What to do:
Check each line of the entries below for the string "selected"; copy every line where it appears.

Data records:
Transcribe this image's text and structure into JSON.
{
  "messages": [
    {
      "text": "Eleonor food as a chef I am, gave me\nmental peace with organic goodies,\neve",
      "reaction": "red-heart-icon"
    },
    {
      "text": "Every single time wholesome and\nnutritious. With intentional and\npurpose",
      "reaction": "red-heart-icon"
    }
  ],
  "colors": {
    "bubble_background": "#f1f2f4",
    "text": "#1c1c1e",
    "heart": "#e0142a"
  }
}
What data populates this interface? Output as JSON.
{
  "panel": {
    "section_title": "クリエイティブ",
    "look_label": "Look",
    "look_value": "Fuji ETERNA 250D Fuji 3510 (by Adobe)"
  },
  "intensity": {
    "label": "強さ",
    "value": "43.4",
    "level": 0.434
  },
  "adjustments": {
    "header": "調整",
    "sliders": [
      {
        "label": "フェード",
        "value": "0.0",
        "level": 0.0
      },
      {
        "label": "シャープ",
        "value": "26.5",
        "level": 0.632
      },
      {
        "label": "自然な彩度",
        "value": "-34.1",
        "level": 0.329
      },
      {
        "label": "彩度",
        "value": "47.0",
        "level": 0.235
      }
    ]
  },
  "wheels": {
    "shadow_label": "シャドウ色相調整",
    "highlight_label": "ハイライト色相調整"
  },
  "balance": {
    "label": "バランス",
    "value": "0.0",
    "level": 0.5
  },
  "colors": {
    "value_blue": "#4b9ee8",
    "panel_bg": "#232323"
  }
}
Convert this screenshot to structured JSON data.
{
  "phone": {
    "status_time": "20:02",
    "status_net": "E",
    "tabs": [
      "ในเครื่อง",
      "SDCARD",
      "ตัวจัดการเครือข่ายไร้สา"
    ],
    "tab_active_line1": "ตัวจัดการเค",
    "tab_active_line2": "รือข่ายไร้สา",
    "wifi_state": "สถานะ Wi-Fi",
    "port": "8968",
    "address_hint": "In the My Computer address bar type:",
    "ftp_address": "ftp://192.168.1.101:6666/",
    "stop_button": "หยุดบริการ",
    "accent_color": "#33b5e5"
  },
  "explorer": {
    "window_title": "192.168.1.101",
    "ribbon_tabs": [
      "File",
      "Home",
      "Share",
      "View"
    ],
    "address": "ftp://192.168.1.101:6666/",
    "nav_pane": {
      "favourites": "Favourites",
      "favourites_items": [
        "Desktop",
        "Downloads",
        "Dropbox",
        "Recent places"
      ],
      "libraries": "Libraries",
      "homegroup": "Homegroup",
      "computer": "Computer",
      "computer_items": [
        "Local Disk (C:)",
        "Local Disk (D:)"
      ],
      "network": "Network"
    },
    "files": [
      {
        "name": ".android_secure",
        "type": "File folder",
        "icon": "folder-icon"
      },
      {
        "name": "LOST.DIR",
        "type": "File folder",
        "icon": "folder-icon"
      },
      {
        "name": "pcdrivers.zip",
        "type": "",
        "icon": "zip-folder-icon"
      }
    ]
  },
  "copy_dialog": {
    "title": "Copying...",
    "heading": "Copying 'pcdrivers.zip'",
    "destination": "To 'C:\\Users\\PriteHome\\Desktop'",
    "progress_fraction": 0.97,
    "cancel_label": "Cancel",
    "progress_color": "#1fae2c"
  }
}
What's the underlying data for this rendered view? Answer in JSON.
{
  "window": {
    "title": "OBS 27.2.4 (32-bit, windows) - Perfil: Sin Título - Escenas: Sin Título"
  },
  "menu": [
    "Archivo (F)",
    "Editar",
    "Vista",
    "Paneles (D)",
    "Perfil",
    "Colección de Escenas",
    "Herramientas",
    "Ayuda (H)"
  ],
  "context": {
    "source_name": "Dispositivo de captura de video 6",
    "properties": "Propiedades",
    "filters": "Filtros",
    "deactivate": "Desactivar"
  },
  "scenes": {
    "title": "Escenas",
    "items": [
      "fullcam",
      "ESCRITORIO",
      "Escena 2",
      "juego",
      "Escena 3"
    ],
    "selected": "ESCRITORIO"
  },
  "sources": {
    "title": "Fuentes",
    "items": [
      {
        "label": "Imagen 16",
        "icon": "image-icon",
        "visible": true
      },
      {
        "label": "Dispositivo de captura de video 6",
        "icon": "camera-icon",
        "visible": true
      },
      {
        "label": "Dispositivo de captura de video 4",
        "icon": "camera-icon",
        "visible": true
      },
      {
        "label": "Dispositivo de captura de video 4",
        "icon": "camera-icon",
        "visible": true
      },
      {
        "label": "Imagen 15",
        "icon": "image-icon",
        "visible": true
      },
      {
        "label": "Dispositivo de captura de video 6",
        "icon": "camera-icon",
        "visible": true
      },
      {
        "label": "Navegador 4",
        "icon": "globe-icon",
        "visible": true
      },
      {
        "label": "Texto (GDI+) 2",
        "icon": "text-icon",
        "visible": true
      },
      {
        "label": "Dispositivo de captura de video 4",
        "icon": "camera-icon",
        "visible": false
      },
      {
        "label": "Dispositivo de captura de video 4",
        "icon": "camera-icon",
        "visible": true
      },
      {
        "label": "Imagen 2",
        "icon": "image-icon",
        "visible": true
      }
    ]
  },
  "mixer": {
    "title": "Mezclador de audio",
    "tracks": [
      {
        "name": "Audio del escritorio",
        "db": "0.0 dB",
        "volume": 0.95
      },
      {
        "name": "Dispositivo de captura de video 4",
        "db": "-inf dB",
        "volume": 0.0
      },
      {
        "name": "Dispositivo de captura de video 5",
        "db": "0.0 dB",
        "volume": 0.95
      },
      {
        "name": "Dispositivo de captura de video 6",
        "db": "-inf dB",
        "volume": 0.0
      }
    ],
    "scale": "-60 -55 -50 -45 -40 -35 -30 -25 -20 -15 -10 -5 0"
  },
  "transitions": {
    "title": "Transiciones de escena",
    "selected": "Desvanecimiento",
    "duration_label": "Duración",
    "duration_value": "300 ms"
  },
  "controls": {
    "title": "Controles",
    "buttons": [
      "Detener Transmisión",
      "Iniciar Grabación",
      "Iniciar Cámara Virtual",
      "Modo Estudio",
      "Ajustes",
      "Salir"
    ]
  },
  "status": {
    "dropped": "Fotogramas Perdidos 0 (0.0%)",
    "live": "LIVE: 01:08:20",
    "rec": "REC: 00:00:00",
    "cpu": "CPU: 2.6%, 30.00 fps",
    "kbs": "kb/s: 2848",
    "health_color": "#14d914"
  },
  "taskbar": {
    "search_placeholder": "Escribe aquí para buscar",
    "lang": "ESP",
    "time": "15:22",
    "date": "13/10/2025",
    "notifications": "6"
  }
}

Solution for this exercise:
    "selected": "ESCRITORIO"
    "selected": "Desvanecimiento",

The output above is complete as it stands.